- _TASK BRIEF_
Repeat the entries below in full, with every character unchanged.

- _RAW DATA_
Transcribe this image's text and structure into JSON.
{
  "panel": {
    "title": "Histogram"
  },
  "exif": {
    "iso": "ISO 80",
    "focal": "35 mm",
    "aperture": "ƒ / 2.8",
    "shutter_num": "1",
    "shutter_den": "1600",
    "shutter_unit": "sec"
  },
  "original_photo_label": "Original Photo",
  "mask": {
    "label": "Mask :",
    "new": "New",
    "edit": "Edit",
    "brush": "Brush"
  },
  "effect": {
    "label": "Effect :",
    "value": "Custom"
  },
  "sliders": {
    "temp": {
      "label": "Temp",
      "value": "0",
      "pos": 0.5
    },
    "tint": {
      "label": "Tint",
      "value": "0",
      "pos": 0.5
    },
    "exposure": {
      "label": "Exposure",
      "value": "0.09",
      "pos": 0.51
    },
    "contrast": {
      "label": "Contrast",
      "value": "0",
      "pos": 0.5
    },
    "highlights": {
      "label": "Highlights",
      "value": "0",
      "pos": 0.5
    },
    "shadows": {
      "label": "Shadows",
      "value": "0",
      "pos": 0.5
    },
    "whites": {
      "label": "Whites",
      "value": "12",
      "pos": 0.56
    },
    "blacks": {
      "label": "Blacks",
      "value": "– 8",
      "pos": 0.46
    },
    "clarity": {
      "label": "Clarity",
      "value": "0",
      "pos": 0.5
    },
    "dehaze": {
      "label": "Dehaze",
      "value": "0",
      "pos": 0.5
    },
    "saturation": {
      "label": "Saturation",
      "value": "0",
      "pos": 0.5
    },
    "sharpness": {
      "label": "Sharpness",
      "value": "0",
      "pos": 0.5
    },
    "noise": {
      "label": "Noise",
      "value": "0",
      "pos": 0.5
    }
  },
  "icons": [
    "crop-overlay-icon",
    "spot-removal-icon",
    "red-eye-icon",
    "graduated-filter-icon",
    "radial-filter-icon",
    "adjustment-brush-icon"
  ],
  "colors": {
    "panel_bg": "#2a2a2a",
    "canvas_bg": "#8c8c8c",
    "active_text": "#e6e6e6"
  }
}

- _EXERCISE ANSWER_
Transcribe this image's text and structure into JSON.
{
  "panel": {
    "title": "Histogram"
  },
  "exif": {
    "iso": "ISO 80",
    "focal": "35 mm",
    "aperture": "ƒ / 2.8",
    "shutter_num": "1",
    "shutter_den": "1600",
    "shutter_unit": "sec"
  },
  "original_photo_label": "Original Photo",
  "mask": {
    "label": "Mask :",
    "new": "New",
    "edit": "Edit",
    "brush": "Brush"
  },
  "effect": {
    "label": "Effect :",
    "value": "Custom"
  },
  "sliders": {
    "temp": {
      "label": "Temp",
      "value": "0",
      "pos": 0.5
    },
    "tint": {
      "label": "Tint",
      "value": "0",
      "pos": 0.5
    },
    "exposure": {
      "label": "Exposure",
      "value": "0.09",
      "pos": 0.51
    },
    "contrast": {
      "label": "Contrast",
      "value": "0",
      "pos": 0.5
    },
    "highlights": {
      "label": "Highlights",
      "value": "0",
      "pos": 0.5
    },
    "shadows": {
      "label": "Shadows",
      "value": "0",
      "pos": 0.5
    },
    "whites": {
      "label": "Whites",
      "value": "12",
      "pos": 0.56
    },
    "blacks": {
      "label": "Blacks",
      "value": "– 8",
      "pos": 0.46
    },
    "clarity": {
      "label": "Clarity",
      "value": "0",
      "pos": 0.5
    },
    "dehaze": {
      "label": "Dehaze",
      "value": "0",
      "pos": 0.5
    },
    "saturation": {
      "label": "Saturation",
      "value": "0",
      "pos": 0.5
    },
    "sharpness": {
      "label": "Sharpness",
      "value": "0",
      "pos": 0.5
    },
    "noise": {
      "label": "Noise",
      "value": "0",
      "pos": 0.5
    }
  },
  "icons": [
    "crop-overlay-icon",
    "spot-removal-icon",
    "red-eye-icon",
    "graduated-filter-icon",
    "radial-filter-icon",
    "adjustment-brush-icon"
  ],
  "colors": {
    "panel_bg": "#2a2a2a",
    "canvas_bg": "#8c8c8c",
    "active_text": "#e6e6e6"
  }
}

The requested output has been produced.